The fourth item is a bit odd. We all know Vector Calculus, of course, and some will know, or have heard of, Regge Calculus, Spinor Calculus and even Lambda Calculus; but what on earth is Bikini Calculus?!? Turns out it is a series of videos with girls in bikinis teaching basic calculus, presumably in order to get the more hormone-driven among the male students interested in the subject. I'm not entirely sure if that is going to work (or even if it is entirely desirable), but I suppose anything that gets past the strange prejudices North American students (I have never seen the same "it's too hard and incomprehensible" attitude with regards to calculus in Europe) seem to have about calculus is a good thing. The site which sells the videos is called www.howtodogirls.com, and I assume that the parsing ambiguity between the intended {{How To Do} Girls} and {How to {do girls}} is entirely intended by the owners.

The fifth item is very brief again. I have created a new area in the sidebar, which is to contain links to series of thematically related posts on this blog.
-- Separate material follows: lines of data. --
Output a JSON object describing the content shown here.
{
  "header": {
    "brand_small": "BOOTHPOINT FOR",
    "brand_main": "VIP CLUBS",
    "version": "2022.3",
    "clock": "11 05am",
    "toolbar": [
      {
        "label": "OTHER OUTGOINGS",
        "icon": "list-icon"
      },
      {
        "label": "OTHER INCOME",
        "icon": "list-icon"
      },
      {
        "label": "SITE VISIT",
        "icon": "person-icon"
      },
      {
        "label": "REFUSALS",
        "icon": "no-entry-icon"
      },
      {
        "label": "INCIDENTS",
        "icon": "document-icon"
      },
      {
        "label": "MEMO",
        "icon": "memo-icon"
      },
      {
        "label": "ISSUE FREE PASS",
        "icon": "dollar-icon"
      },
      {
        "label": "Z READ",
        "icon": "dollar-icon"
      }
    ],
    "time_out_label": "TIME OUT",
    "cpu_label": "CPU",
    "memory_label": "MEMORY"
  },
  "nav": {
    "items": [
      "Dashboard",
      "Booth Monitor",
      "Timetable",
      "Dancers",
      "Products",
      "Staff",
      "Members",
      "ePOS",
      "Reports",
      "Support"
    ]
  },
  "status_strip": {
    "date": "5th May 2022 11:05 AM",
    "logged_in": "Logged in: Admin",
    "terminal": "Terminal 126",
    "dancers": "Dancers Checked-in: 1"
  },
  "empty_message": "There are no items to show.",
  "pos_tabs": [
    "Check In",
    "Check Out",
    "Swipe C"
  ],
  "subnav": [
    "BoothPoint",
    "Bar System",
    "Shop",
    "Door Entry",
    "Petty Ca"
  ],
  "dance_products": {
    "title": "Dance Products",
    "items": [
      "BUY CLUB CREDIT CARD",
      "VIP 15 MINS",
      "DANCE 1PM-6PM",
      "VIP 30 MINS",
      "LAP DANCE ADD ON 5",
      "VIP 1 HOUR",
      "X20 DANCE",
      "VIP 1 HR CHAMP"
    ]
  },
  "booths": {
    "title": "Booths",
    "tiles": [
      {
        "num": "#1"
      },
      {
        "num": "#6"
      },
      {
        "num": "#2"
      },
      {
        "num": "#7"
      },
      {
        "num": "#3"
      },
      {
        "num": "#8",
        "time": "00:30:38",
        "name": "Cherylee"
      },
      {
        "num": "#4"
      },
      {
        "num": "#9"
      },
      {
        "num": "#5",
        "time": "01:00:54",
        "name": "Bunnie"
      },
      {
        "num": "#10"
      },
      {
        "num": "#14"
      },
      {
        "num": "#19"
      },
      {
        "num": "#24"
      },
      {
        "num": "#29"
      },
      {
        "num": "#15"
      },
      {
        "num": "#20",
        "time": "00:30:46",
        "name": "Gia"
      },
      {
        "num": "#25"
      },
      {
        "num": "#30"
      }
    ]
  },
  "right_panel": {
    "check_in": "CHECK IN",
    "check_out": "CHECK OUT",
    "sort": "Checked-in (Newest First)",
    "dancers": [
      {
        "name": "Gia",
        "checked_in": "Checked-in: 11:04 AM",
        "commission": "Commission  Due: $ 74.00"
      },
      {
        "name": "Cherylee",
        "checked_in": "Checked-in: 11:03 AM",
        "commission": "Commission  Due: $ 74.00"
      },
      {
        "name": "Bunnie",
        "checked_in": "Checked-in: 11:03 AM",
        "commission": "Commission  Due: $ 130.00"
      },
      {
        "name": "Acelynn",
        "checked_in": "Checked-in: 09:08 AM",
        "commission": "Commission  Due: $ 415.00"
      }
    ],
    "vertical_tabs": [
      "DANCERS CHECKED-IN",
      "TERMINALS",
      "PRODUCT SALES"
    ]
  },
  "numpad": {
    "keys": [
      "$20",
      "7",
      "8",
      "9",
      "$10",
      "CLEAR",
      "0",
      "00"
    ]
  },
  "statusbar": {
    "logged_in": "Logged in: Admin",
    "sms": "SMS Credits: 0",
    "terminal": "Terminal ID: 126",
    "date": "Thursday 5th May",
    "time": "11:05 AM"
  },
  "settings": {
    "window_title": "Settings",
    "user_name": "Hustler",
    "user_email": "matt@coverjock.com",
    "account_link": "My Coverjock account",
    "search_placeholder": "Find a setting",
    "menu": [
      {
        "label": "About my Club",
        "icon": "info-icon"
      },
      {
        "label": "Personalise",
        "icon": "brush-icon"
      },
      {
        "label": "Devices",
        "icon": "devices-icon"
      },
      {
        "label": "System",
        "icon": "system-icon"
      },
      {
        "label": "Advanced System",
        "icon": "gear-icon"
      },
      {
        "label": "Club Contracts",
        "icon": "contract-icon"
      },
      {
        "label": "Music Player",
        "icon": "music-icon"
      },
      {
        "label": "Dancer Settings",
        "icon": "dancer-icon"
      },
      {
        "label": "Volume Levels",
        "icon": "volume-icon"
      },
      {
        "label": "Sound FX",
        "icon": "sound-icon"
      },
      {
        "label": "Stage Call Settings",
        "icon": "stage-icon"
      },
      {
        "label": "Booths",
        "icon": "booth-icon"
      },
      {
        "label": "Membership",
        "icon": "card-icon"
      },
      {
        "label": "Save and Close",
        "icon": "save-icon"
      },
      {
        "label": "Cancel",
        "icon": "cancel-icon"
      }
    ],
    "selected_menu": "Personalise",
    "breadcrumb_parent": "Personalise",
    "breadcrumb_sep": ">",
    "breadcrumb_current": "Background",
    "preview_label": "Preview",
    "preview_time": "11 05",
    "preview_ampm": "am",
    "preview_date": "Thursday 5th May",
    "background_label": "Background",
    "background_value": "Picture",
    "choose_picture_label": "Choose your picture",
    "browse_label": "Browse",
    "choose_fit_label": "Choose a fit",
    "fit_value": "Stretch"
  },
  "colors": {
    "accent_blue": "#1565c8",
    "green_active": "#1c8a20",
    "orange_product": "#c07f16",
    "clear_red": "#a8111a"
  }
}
Unfortunately, Blogger doesn't allow categorization of posts, so it will have to be updated by hand, which may mean some delay between a new series item being posted and appearing in the sidebar.

2 comments:

Anonymous said...

The third item is a theory paper in which the AdS/CFT correspondence is used to calculate hadronic masses (with mixed success). It is a little funny to see string theory, with all its grand claims to be the TOE (relegating QCD to the status of an effective theory at "low" energies), return as an effective model for the strong interactions (where there is little doubt that QCD is the fundamental theory).

But surely all the dualities between quantum field theories (and string theory) make the notion of "fundamental" untenable?

Georg said...

But surely all the dualities between quantum field theories (and string theory) make the notion of "fundamental" untenable?

Well, I guess it depends what you mean by "fundamental": Does it mean "true at all energy scales"? Then we probably don't have a fundamental theory of anything, and maybe there isn't even one in principle. Or is it merely a relation "more fundamental than" <-> "reducible to" or maybe "less fundamental than" <-> "an approximation of"? In that case dual theories would be equally fundamental, but e.g. Chiral Perturbation Theory would still be less fundamental than QCD. This latter notion is certainly tenable within the framework of effective field theories, and it was this latter sense in which I meant that QCD is the fundamental theory of the strong interactions. To the best of my understanding there is no string theory that is exactly dual to QCD; and whatever CFT has a string dual is at best an approximate model for QCD, making QCD the "more fundamental" theory compared with string theories of the strong interactions.